  • Always discharge fireworks more than 150 feet away from occupied structures, whether or not a person is inside at the time. Only use them away from people, houses and flammable material.
  • Never discharge them from or within a motor vehicle or building, or toward a motor vehicle or building.
  • Never point or throw fireworks at another person.
  • Only light one device at a time and maintain a safe distance after lighting.
  • Never ignite devices in a container.
  • Do not try to re-light or handle malfunctioning fireworks that have been ignited but failed to immediately explode or discharge, since they may still be active.
  • Soak both spent and unused fireworks in water for a few hours before discarding.
  • Keep a bucket of water nearby to extinguish fireworks that don't go off or in case of fire.
  • Never use illegal fireworks.

Illegal explosives

If you do use fireworks, make sure they are legal. Illegal explosives are dangerous because of their composition and unpredictability. Some indicators that a device may be an illegal explosive are:

  • It resembles a roll of coins with a fuse.
  • It consists of a cardboard tube or oddly shaped item wrapped in brown paper and filled with an explosive material.
  • It is red, silver or brown in color
  • It may be 1 to 6 inches long and up to an inch or more in diameter.
  • It’s sold on the street or out of the back of someone's vehicle.

Safer alternatives for children

You can still make your Fourth of July celebration glow by using the following safer alternatives, especially around children. They are easy to use and are available in the patriotic red, white and blue to give your event a festive flair.

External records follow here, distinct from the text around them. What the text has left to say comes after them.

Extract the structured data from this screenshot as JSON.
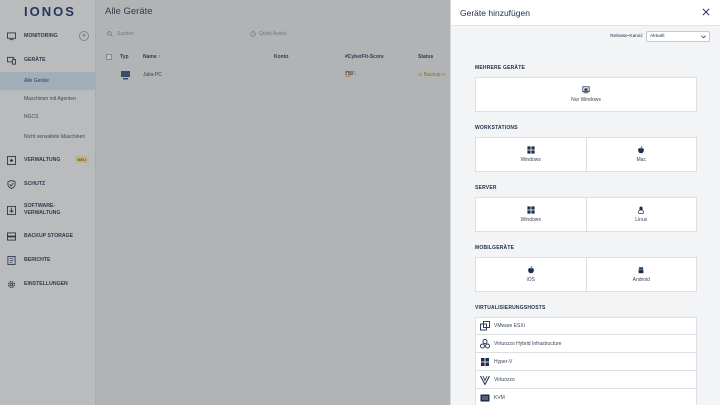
{
  "brand": "IONOS",
  "sidebar": {
    "collapse": "«",
    "items": [
      {
        "label": "Monitoring",
        "icon": "monitor-icon"
      },
      {
        "label": "Geräte",
        "icon": "devices-icon"
      },
      {
        "label": "Verwaltung",
        "icon": "management-icon",
        "badge": "NEU"
      },
      {
        "label": "Schutz",
        "icon": "shield-icon"
      },
      {
        "label": "Software-Verwaltung",
        "icon": "software-icon"
      },
      {
        "label": "Backup Storage",
        "icon": "storage-icon"
      },
      {
        "label": "Berichte",
        "icon": "reports-icon"
      },
      {
        "label": "Einstellungen",
        "icon": "gear-icon"
      }
    ],
    "sub_items": [
      "Alle Geräte",
      "Maschinen mit Agenten",
      "NGCS",
      "Nicht verwaltete Maschinen"
    ]
  },
  "main": {
    "title": "Alle Geräte",
    "search_placeholder": "Suchen",
    "quick_assist": "Quick Assist",
    "columns": [
      "Typ",
      "Name ↑",
      "Konto",
      "#CyberFit-Score",
      "Status"
    ],
    "rows": [
      {
        "name": "Julia-PC",
        "konto": "",
        "score": "750",
        "score_max": " / 850",
        "status": "Backup n"
      }
    ]
  },
  "panel": {
    "title": "Geräte hinzufügen",
    "release_label": "Release-Kanal:",
    "release_value": "Aktuell",
    "sections": {
      "multi": {
        "label": "MEHRERE GERÄTE",
        "cards": [
          "Nur Windows"
        ]
      },
      "workstations": {
        "label": "WORKSTATIONS",
        "cards": [
          "Windows",
          "Mac"
        ]
      },
      "server": {
        "label": "SERVER",
        "cards": [
          "Windows",
          "Linux"
        ]
      },
      "mobile": {
        "label": "MOBILGERÄTE",
        "cards": [
          "iOS",
          "Android"
        ]
      },
      "virt": {
        "label": "VIRTUALISIERUNGSHOSTS",
        "items": [
          "VMware ESXi",
          "Virtuozzo Hybrid Infrastructure",
          "Hyper-V",
          "Virtuozzo",
          "KVM"
        ]
      }
    }
  },
  "colors": {
    "accent": "#0b2a63",
    "active": "#c9e0f2",
    "panel_bg": "#f3f4f6"
  }
}
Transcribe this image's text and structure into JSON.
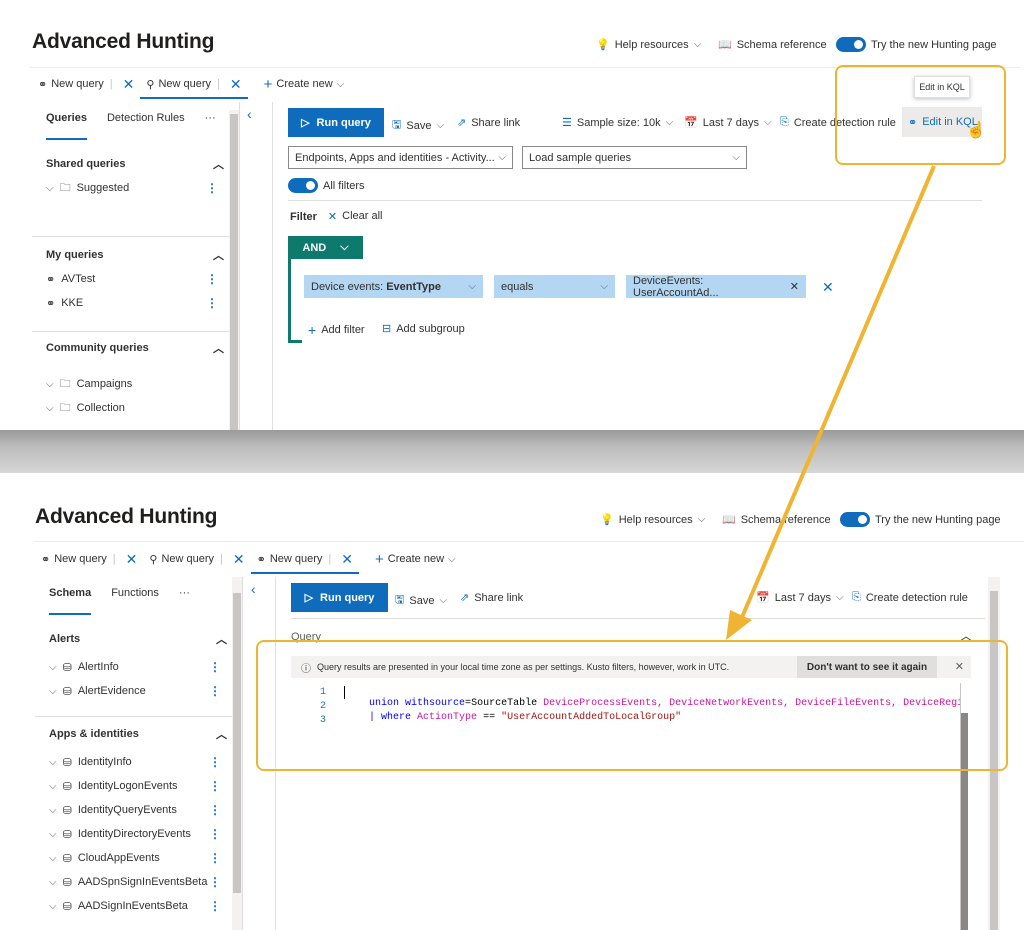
{
  "top": {
    "title": "Advanced Hunting",
    "header": {
      "help": "Help resources",
      "schema": "Schema reference",
      "try": "Try the new Hunting page"
    },
    "tabs": [
      {
        "label": "New query"
      },
      {
        "label": "New query"
      }
    ],
    "create_new": "Create new",
    "sidebar": {
      "tabs": [
        "Queries",
        "Detection Rules"
      ],
      "more": "···",
      "shared": {
        "title": "Shared queries",
        "items": [
          "Suggested"
        ]
      },
      "mine": {
        "title": "My queries",
        "items": [
          "AVTest",
          "KKE"
        ]
      },
      "community": {
        "title": "Community queries",
        "items": [
          "Campaigns",
          "Collection"
        ]
      }
    },
    "toolbar": {
      "run": "Run query",
      "save": "Save",
      "share": "Share link",
      "sample": "Sample size: 10k",
      "range": "Last 7 days",
      "detection": "Create detection rule",
      "kql": "Edit in KQL",
      "tooltip": "Edit in KQL"
    },
    "scope_dropdown": "Endpoints, Apps and identities - Activity...",
    "sample_dropdown": "Load sample queries",
    "all_filters": "All filters",
    "filter_label": "Filter",
    "clear_all": "Clear all",
    "and_label": "AND",
    "condition": {
      "field_prefix": "Device events: ",
      "field_bold": "EventType",
      "operator": "equals",
      "value": "DeviceEvents: UserAccountAd..."
    },
    "add_filter": "Add filter",
    "add_subgroup": "Add subgroup"
  },
  "bottom": {
    "title": "Advanced Hunting",
    "header": {
      "help": "Help resources",
      "schema": "Schema reference",
      "try": "Try the new Hunting page"
    },
    "tabs": [
      {
        "label": "New query"
      },
      {
        "label": "New query"
      },
      {
        "label": "New query"
      }
    ],
    "create_new": "Create new",
    "sidebar": {
      "tabs": [
        "Schema",
        "Functions"
      ],
      "more": "···",
      "alerts": {
        "title": "Alerts",
        "items": [
          "AlertInfo",
          "AlertEvidence"
        ]
      },
      "apps": {
        "title": "Apps & identities",
        "items": [
          "IdentityInfo",
          "IdentityLogonEvents",
          "IdentityQueryEvents",
          "IdentityDirectoryEvents",
          "CloudAppEvents",
          "AADSpnSignInEventsBeta",
          "AADSignInEventsBeta"
        ]
      }
    },
    "toolbar": {
      "run": "Run query",
      "save": "Save",
      "share": "Share link",
      "range": "Last 7 days",
      "detection": "Create detection rule"
    },
    "query_label": "Query",
    "info": "Query results are presented in your local time zone as per settings. Kusto filters, however, work in UTC.",
    "dismiss": "Don't want to see it again",
    "code": {
      "line_numbers": [
        "1",
        "2",
        "3"
      ],
      "l1_kw": "union",
      "l1_kw2": " withsource",
      "l1_eq": "=",
      "l1_src": "SourceTable ",
      "l1_tables": "DeviceProcessEvents, DeviceNetworkEvents, DeviceFileEvents, DeviceRegistryEvent",
      "l2_pipe": "| ",
      "l2_where": "where ",
      "l2_col": "ActionType ",
      "l2_op": "== ",
      "l2_str": "\"UserAccountAddedToLocalGroup\""
    }
  },
  "colors": {
    "accent": "#0f6cbd",
    "highlight": "#f0b433",
    "teal": "#0e7a6e",
    "chip": "#b3d6f2"
  }
}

  • Glow sticks
  • Glow-in-the-dark bubbles
  • L.E.D. balloons
  • Patriotic confetti poppers
  • Glow in the dark silly string
Source: Pa State Police, Bureau of Alcohol, Tobacco, Firearms and Explosives (ATF), National Fire Protection Association, U.S. Consumer Product Safety Commission, National Safety Council,